The EEOC’s scope covers a broad range of employment situations. Decisions about hiring and firing are covered, as are decisions affecting promotion, wages, training, and benefits. Harassment and anti-retaliation also fall under the EEOC’s purview.
In an EEOC case, the details matter
Because the EEOC derives its authority from a range of different sources of law, the rules governing each specific protected category can vary. Here are a few examples of how specific the rules can be:
- Under the ADA, employers must make reasonable accommodations for an employee’s known disability, to allow the employee to perform the essential functions of his or her job.
- The ADEA prohibits the inclusion of age preferences, limitations, or specifications in job advertisements.
- The Pregnancy Discrimination Act prohibits a wide range of employment-related decisions due to an employee’s pregnancy or pregnancy-related conditions. For example, an employer can’t require an employee to be away from work for a certain period of time after giving birth.

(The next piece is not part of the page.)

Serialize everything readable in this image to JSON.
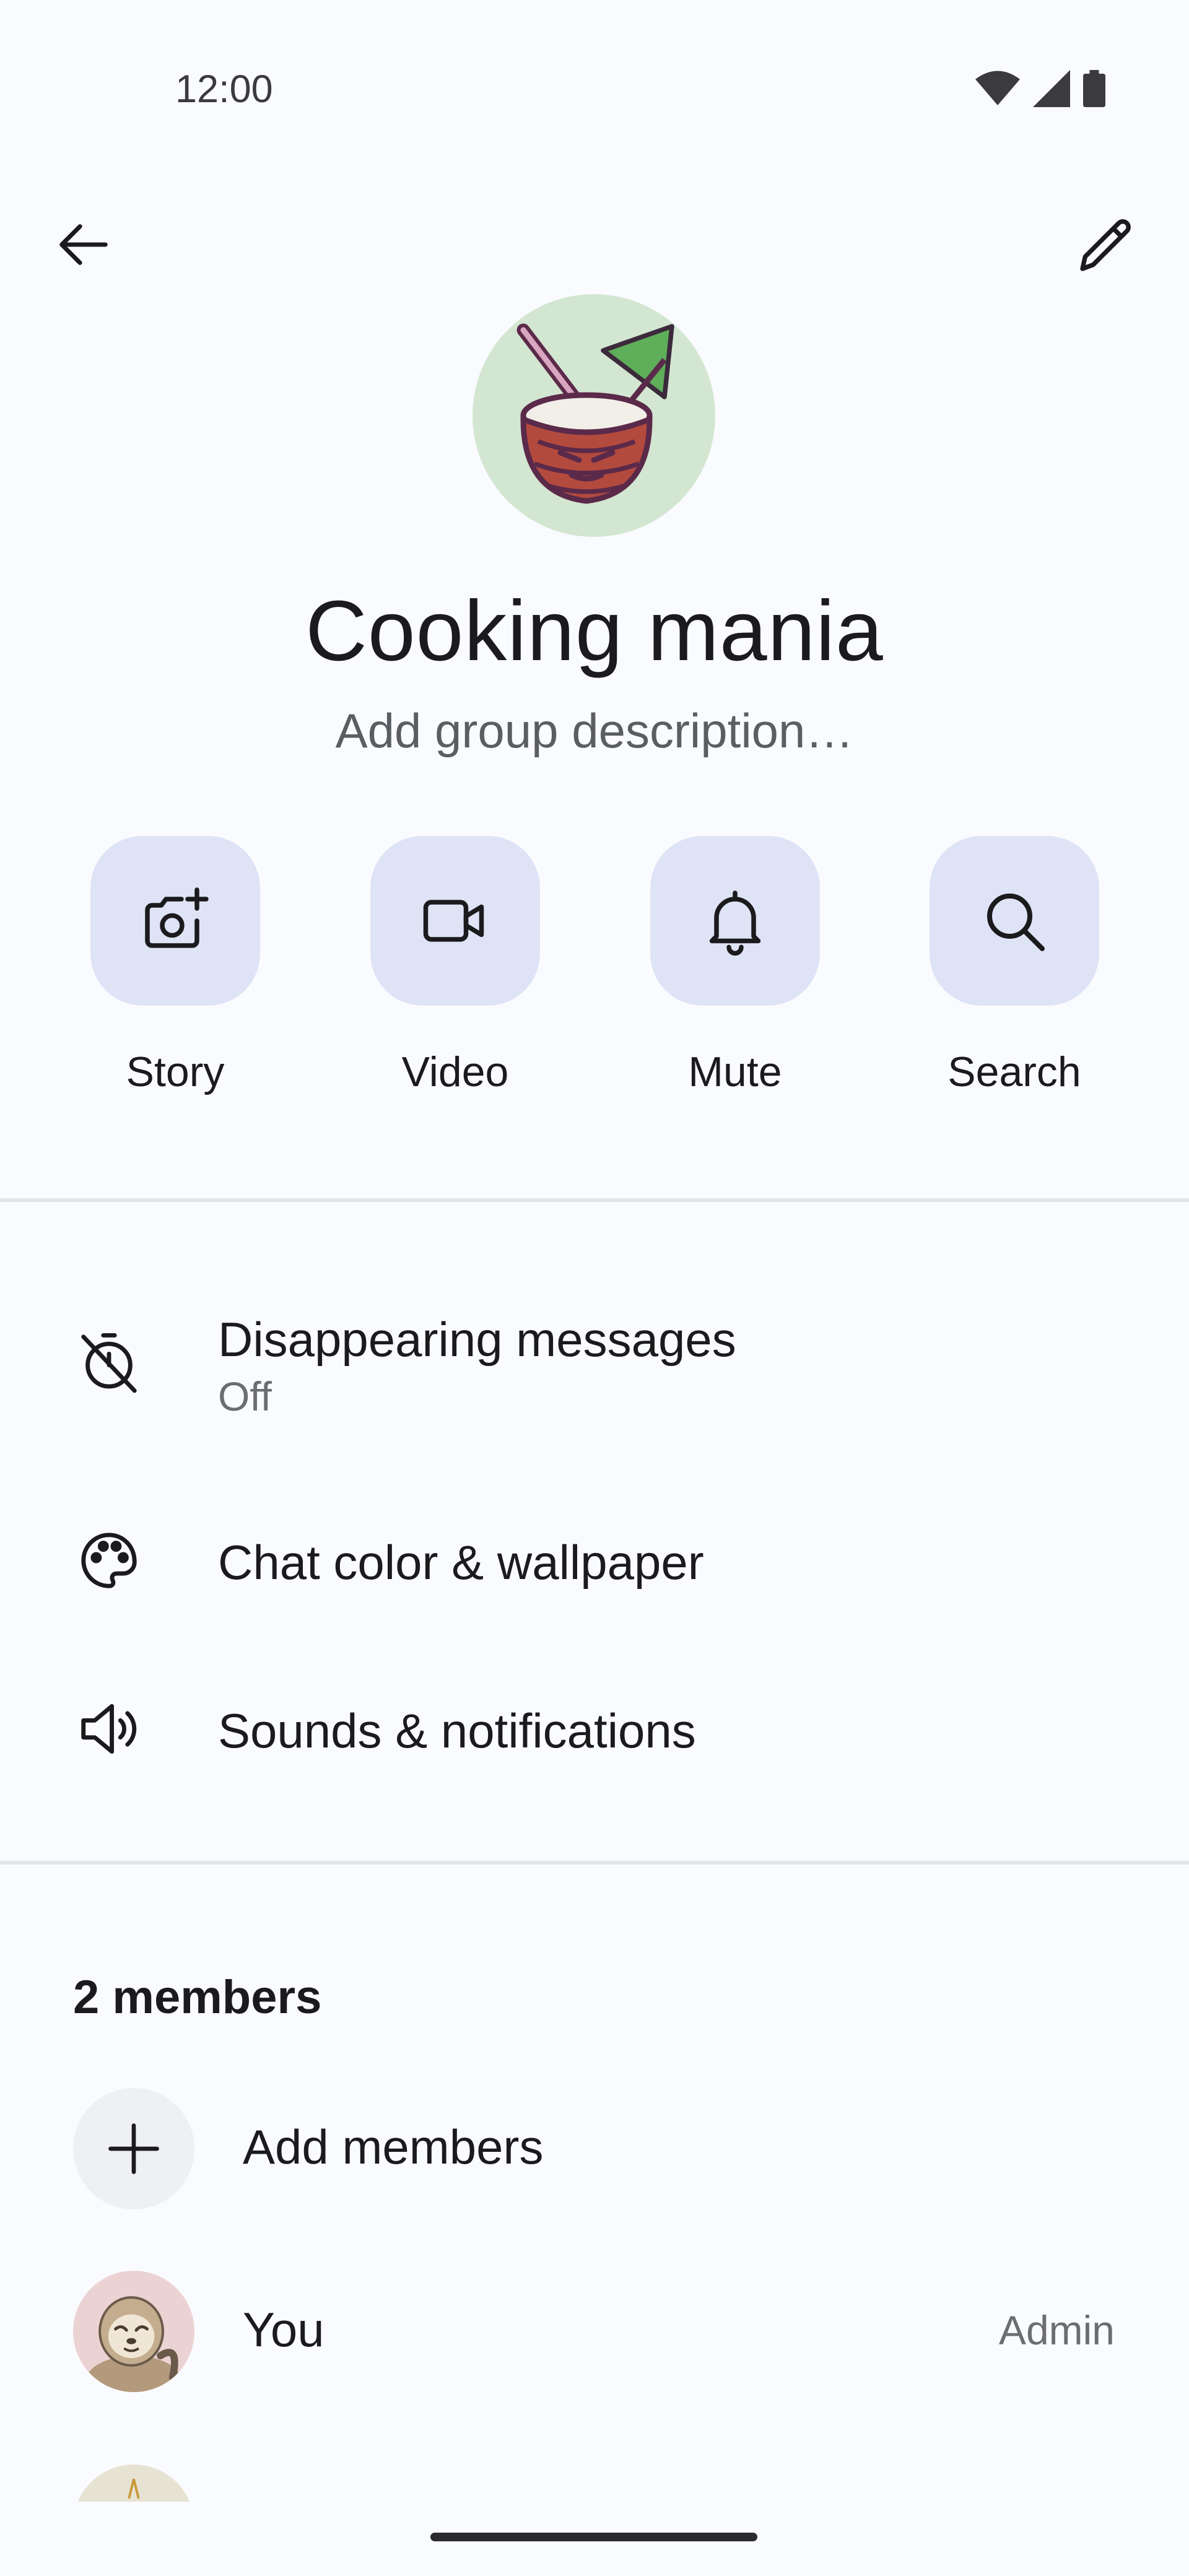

Getting more information, and asking for help
The EEOC website provides useful fact sheets about the specific kinds of discrimination it works against. It also allows employees who feel they have been wrongly discriminated against to begin the formal process of bringing a charge of discrimination against the employer. Before taking this step, it’s important for the employee to understand that the EEOC’s process can have an affect on his or her rights.
It’s often a good idea to consult with an experienced employment attorney before beginning an EEOC action, to make sure not only that the EEOC is the right path forward, but also that the process is conducted in a way that gives the best possible chance of success. At GGRM we have a long and proud history of helping clients protect their rights. If you are looking for help with an EEOC claim and would like to talk to an attorney, give us a call at 702-388-4476, or contact us through our website.